Work instructions:
Find the lines of data that contain the string "Width", then list them.

Supplied data:
******

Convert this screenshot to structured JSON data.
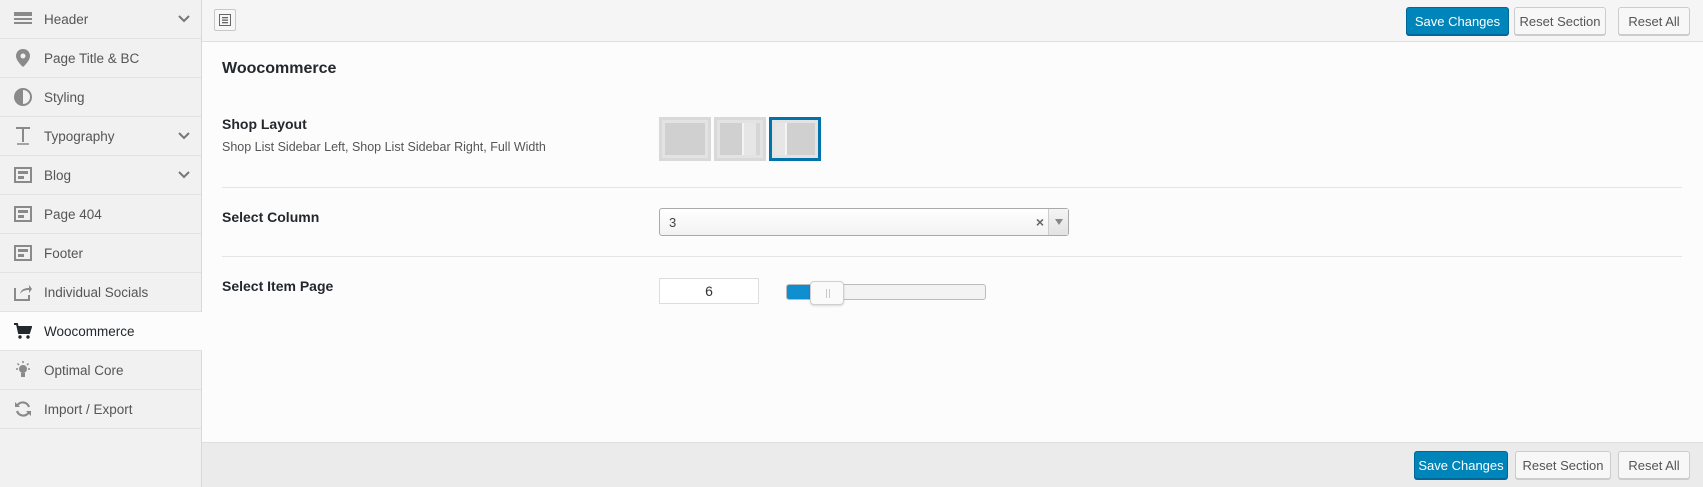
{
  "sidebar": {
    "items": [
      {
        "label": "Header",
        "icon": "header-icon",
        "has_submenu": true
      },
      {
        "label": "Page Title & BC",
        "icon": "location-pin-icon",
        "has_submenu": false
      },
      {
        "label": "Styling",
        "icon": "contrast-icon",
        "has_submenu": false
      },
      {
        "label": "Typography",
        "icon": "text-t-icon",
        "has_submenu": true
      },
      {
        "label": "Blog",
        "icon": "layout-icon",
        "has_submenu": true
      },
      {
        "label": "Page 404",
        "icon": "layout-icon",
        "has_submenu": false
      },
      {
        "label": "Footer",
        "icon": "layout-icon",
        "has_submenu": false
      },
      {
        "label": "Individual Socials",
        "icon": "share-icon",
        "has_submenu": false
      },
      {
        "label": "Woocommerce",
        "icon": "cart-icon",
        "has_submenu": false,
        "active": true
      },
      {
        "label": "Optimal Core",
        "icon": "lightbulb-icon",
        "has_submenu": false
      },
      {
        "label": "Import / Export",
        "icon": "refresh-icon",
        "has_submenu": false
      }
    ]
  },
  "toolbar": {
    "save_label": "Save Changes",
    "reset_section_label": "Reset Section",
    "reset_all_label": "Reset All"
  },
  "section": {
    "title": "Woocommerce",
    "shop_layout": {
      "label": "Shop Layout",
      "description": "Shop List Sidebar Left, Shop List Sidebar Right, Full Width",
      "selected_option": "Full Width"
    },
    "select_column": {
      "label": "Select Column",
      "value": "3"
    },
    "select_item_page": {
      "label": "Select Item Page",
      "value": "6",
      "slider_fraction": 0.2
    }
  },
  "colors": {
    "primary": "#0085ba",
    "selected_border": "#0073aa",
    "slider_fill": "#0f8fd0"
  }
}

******

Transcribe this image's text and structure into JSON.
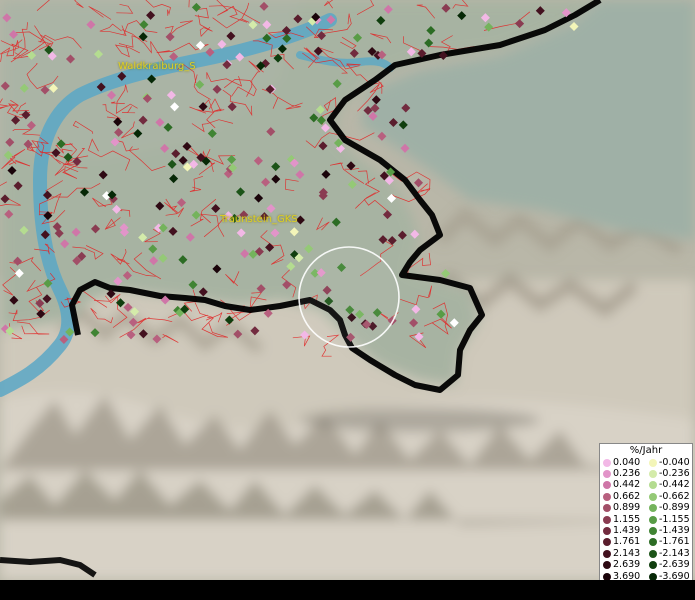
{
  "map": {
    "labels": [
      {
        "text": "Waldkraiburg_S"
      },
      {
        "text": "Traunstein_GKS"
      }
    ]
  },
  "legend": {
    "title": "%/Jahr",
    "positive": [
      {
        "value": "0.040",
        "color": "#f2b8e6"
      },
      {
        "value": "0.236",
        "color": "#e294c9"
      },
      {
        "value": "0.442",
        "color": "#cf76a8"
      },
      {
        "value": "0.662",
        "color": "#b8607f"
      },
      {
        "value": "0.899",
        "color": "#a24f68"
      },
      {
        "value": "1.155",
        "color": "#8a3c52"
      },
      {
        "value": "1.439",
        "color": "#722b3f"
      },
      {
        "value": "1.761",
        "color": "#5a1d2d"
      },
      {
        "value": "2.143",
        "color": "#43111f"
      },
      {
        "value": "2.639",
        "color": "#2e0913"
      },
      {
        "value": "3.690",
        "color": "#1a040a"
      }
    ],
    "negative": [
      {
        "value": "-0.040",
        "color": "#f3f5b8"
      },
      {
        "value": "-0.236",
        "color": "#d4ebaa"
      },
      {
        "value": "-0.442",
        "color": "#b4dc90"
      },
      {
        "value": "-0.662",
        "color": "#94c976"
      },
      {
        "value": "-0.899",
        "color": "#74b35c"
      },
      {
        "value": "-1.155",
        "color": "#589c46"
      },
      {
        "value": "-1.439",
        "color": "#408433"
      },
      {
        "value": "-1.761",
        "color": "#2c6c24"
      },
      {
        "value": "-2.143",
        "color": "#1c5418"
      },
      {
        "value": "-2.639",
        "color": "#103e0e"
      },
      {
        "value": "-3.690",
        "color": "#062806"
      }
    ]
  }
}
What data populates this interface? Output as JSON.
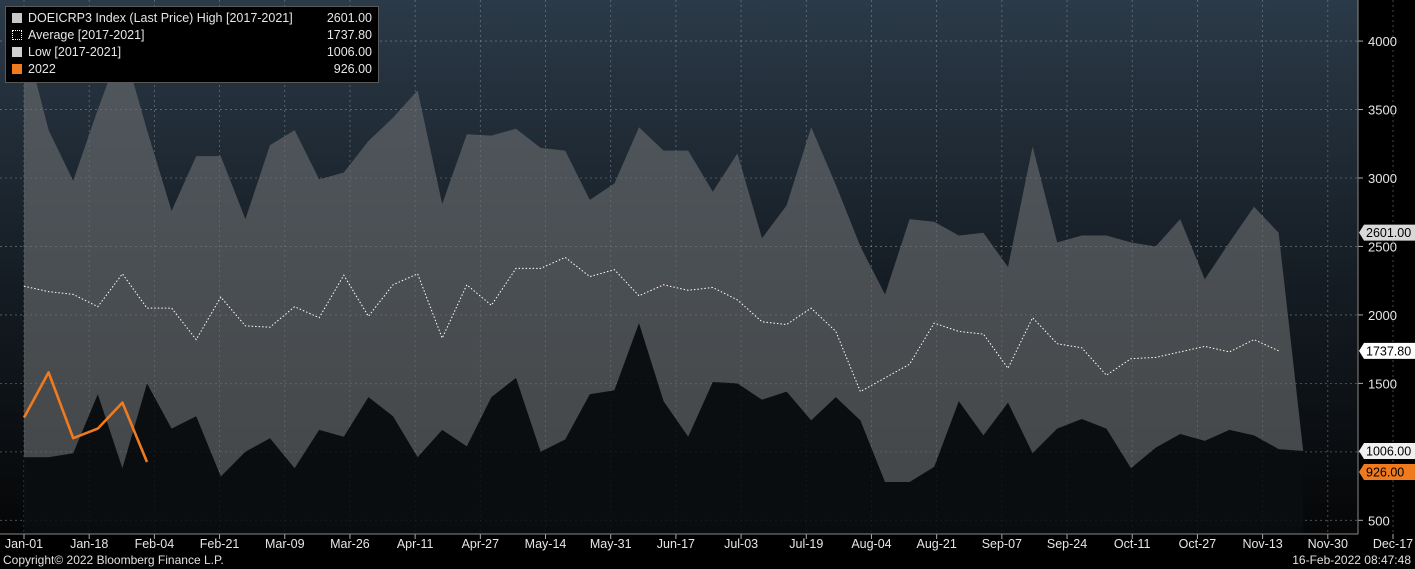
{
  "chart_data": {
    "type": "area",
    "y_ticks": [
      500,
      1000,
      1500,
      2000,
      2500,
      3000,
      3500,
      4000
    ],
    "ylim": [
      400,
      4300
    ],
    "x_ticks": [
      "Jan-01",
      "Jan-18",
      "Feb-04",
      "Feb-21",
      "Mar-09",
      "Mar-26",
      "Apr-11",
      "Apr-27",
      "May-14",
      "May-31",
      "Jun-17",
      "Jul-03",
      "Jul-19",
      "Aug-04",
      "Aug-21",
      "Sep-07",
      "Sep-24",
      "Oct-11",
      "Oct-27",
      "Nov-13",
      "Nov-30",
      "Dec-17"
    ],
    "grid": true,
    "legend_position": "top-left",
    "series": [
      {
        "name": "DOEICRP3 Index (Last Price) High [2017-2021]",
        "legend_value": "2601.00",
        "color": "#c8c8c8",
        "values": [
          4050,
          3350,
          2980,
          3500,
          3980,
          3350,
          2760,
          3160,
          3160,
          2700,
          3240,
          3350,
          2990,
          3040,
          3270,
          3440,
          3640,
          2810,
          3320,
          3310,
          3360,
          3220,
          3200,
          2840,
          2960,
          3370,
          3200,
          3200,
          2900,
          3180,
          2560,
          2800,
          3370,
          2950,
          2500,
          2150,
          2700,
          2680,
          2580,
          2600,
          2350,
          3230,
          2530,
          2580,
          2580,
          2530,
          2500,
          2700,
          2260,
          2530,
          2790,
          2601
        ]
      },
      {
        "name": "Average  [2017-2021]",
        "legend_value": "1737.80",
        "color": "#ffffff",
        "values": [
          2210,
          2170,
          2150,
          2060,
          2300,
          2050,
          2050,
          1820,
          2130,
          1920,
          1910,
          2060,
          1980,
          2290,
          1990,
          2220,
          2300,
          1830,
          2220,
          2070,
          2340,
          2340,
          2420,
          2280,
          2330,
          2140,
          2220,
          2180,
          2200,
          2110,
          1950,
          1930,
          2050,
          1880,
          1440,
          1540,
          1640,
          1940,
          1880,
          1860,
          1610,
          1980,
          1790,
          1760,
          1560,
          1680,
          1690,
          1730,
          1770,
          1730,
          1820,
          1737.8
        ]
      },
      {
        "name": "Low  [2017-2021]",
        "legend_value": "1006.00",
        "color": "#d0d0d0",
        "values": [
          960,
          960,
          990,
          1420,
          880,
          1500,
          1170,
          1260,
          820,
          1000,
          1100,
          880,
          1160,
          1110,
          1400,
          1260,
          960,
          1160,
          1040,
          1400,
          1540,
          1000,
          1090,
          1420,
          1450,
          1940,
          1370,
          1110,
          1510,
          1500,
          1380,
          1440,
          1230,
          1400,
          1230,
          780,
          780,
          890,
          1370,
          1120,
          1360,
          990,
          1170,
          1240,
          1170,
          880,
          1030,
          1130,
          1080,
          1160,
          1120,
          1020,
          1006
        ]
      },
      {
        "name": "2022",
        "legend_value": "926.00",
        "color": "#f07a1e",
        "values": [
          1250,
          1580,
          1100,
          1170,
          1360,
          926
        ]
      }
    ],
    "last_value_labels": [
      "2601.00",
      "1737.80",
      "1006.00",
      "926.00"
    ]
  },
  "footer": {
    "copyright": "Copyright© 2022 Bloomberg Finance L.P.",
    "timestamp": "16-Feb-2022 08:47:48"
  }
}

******

Task result:
      "description": "Shop List Sidebar Left, Shop List Sidebar Right, Full Width",
      "selected_option": "Full Width"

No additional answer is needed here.